To do:
Copy each line below that contains "center".

Records provided:

-- Opening Marker --

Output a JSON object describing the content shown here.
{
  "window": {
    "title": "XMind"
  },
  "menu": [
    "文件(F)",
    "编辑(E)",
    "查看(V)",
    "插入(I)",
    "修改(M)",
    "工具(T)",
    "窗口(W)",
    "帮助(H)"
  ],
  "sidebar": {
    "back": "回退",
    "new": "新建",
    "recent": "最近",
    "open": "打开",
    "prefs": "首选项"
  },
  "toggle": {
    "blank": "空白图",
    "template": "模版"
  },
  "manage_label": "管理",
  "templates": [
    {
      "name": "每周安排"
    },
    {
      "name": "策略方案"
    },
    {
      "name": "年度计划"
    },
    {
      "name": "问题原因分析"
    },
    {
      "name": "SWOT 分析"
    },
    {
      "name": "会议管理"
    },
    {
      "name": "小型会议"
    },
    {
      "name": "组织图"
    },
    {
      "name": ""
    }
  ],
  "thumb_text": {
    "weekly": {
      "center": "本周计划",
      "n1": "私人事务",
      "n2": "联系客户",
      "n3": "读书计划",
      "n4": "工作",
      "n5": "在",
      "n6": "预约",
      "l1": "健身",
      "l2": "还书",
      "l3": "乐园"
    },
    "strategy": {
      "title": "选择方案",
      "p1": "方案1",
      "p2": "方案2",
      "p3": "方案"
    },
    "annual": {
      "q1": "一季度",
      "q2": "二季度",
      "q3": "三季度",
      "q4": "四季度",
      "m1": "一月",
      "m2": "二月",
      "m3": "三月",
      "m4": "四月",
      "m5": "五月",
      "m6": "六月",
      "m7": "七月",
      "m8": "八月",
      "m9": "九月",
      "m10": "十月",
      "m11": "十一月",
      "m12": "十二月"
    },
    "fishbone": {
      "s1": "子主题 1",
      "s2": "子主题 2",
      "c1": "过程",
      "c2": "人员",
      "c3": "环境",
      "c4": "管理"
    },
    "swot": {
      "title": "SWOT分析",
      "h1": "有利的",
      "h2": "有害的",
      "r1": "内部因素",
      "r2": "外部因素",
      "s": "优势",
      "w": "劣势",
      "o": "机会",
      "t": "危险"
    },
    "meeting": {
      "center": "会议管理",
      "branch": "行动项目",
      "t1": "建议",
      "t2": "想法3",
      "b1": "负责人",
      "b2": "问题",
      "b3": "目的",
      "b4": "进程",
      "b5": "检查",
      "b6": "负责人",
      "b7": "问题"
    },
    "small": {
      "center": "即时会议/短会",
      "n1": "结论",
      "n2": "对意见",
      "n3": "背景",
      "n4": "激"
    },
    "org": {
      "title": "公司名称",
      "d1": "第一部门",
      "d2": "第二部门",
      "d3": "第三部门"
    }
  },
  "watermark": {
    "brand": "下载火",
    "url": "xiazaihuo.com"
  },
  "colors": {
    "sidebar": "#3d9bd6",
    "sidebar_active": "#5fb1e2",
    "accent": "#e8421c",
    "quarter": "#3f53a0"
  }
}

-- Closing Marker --

Your solution:
      "center": "本周计划",
      "center": "会议管理",
      "center": "即时会议/短会",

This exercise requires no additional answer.